- Aim of the exercise: In the material below, find each line with the word "time" and copy it.

- Source data:
□ □ □ □

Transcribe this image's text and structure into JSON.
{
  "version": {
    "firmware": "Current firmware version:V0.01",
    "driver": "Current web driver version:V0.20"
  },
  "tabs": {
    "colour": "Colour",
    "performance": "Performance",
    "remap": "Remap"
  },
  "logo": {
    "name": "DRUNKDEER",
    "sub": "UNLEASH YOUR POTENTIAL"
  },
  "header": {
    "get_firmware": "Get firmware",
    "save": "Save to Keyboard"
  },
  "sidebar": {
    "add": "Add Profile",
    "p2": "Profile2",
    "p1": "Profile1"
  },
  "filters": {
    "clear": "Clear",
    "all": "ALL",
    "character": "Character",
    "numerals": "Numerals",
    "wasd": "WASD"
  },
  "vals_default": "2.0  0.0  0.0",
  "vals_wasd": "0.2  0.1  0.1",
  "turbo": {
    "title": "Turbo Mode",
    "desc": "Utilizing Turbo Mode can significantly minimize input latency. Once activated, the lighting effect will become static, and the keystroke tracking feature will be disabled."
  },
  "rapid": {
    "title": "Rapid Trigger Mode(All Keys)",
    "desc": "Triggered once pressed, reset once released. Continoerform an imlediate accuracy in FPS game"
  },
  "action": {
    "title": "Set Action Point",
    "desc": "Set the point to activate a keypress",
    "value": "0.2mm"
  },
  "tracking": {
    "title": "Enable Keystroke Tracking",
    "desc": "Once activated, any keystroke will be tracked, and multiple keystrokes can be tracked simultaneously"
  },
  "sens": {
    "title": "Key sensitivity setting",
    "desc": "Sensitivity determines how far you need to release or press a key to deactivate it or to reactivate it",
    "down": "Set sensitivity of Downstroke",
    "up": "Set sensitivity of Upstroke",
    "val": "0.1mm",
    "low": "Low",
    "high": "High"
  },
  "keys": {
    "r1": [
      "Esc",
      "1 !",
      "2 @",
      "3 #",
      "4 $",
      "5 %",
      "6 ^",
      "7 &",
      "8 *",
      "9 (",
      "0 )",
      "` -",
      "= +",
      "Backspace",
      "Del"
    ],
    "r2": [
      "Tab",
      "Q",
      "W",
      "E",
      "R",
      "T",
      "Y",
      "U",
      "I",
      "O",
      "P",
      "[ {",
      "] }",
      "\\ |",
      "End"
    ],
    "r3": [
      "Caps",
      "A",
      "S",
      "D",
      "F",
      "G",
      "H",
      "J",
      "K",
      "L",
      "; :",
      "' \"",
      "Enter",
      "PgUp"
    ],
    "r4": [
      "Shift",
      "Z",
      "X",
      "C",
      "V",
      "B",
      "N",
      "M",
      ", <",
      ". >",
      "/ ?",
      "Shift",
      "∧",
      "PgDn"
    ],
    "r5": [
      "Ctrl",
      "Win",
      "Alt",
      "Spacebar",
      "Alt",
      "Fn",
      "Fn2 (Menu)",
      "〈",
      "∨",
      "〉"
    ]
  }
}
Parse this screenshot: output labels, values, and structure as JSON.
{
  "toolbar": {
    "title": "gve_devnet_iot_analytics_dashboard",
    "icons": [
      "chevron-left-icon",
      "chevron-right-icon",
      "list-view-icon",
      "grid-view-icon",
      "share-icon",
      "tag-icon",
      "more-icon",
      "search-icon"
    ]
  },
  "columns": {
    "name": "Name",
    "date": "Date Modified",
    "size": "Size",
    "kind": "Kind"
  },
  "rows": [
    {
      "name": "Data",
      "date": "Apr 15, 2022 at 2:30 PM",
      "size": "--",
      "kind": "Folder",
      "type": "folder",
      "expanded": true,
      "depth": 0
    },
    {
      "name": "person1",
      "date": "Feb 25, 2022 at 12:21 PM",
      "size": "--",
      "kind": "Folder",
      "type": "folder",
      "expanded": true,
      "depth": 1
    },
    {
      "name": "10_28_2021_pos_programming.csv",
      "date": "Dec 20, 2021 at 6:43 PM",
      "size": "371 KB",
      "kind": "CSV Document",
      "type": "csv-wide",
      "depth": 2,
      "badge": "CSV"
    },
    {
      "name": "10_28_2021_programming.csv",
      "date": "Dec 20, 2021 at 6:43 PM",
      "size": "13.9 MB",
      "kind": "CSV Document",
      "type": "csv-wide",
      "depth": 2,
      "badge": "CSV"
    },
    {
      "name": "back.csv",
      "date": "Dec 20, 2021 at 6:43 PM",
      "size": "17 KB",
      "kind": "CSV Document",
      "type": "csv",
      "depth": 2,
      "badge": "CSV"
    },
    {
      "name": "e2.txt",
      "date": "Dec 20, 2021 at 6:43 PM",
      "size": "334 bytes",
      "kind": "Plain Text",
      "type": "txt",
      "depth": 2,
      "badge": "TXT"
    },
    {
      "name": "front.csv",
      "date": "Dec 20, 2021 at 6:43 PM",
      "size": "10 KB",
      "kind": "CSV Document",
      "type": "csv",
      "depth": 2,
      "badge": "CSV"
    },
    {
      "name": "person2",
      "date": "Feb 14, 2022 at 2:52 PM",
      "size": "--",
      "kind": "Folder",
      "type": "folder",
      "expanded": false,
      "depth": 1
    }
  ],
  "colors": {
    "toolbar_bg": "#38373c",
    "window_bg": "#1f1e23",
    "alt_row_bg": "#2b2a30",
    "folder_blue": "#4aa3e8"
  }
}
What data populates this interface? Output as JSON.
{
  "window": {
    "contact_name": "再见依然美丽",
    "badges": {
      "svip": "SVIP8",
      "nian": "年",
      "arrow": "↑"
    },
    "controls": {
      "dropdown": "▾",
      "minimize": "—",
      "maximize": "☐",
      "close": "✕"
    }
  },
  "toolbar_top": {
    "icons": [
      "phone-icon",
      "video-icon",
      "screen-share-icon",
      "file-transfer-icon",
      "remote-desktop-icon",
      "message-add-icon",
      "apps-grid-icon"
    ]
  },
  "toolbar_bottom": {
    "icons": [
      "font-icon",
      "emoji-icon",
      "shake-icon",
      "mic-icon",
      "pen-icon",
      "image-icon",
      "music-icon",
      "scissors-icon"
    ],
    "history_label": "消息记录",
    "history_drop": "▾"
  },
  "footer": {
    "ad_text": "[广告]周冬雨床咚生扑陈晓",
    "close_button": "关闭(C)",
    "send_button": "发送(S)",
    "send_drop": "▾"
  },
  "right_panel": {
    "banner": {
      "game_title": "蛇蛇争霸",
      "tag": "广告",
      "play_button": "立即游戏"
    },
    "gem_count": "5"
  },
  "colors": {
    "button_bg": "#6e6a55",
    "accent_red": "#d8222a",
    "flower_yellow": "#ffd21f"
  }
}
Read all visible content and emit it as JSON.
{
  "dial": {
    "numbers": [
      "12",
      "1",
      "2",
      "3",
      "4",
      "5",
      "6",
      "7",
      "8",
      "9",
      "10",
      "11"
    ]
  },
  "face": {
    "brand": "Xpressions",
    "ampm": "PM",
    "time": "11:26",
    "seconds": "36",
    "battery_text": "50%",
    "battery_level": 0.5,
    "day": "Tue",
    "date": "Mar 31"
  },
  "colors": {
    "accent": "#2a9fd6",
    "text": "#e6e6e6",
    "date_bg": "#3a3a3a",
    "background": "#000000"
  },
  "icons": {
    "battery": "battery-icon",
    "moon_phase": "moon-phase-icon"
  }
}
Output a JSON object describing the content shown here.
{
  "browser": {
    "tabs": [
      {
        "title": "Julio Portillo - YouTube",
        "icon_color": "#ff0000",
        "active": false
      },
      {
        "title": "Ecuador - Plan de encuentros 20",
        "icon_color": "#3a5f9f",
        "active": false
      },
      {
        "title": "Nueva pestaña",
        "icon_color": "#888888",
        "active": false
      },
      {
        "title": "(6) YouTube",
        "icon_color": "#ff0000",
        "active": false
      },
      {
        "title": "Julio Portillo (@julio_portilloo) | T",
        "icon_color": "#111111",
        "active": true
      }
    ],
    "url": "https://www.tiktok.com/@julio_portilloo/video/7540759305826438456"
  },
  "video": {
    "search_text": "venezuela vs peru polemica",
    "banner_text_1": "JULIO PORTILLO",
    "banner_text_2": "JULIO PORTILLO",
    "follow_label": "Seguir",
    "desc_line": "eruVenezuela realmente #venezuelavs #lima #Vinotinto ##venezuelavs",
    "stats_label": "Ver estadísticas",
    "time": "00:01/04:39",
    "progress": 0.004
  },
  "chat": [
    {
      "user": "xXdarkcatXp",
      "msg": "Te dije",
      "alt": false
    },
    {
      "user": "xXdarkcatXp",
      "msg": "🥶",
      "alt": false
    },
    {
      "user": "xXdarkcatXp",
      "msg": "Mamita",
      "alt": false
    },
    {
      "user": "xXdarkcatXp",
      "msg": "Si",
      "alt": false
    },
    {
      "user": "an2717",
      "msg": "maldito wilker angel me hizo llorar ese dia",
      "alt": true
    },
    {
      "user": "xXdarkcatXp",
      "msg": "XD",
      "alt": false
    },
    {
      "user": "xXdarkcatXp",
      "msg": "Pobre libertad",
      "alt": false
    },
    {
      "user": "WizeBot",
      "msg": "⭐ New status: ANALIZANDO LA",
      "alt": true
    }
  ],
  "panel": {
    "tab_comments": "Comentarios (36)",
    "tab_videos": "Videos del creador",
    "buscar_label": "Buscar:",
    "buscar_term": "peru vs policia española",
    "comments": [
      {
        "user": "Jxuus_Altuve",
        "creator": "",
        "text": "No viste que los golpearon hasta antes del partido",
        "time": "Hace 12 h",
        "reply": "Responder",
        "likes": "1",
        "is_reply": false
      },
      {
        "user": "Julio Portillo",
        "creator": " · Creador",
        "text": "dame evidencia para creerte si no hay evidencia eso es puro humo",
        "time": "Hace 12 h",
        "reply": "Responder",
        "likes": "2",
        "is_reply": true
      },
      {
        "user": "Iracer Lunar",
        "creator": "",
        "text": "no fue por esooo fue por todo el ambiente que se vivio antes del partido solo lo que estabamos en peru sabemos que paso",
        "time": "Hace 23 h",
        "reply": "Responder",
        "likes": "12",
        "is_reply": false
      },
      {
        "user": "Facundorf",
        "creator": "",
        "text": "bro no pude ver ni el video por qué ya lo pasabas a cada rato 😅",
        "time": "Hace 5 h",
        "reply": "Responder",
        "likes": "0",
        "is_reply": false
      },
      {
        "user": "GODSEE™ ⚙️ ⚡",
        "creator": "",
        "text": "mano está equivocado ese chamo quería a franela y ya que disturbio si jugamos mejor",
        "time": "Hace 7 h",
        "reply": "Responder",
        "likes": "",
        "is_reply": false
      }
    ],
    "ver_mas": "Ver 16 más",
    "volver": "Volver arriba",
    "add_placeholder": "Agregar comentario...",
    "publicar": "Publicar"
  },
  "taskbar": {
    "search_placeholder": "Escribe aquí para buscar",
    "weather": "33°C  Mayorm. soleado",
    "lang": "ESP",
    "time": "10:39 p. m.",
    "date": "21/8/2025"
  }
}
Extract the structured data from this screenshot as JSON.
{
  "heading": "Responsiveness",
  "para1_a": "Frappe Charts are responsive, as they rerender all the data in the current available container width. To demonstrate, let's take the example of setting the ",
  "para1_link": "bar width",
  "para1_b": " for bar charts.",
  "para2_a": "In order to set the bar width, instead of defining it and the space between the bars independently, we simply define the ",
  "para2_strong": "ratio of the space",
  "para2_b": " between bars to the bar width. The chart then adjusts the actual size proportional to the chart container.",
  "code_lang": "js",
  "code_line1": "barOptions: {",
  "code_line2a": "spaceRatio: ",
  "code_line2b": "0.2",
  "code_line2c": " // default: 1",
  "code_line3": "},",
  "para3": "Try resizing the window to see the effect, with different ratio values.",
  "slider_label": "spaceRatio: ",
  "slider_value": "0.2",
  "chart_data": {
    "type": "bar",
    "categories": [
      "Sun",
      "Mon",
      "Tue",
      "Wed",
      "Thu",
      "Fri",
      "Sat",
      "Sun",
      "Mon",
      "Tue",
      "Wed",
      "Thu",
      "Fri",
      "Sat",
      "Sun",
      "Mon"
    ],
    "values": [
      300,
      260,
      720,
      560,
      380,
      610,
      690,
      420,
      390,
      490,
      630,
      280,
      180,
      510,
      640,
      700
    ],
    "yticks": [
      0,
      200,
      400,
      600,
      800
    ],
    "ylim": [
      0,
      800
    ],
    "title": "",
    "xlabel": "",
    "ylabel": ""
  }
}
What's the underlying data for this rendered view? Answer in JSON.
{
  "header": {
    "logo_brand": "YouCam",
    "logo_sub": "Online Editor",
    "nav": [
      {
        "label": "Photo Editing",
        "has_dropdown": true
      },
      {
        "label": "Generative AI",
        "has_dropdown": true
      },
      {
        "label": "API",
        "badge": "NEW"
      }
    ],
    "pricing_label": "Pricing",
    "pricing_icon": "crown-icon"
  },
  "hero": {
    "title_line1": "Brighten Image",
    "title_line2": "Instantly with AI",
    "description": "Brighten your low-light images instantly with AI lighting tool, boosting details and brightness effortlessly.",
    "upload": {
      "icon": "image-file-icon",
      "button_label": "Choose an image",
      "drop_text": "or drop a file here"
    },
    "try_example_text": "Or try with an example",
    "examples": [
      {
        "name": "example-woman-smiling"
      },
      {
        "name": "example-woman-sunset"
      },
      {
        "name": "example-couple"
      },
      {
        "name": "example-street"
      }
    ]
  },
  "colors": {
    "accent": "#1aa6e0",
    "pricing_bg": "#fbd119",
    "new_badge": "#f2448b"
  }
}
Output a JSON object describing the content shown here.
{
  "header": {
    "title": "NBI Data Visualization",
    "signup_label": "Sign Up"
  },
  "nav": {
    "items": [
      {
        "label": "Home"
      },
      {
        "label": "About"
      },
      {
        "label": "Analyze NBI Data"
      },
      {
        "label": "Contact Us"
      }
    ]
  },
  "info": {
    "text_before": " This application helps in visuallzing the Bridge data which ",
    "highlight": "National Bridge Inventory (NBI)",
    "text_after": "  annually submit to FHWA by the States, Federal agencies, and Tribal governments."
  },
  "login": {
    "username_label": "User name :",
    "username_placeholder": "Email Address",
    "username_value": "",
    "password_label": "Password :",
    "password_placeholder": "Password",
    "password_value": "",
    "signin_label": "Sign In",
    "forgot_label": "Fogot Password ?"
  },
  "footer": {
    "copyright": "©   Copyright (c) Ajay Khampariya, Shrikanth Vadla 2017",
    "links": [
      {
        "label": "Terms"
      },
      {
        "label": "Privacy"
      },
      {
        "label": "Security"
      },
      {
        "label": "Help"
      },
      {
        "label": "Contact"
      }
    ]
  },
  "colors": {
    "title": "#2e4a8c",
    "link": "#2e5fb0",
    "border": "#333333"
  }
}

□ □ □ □

- Response:
    "time": "11:26",
    "time": "00:01/04:39",
        "time": "Hace 12 h",
        "time": "Hace 12 h",
        "time": "Hace 23 h",
        "time": "Hace 5 h",
        "time": "Hace 7 h",
    "time": "10:39 p. m.",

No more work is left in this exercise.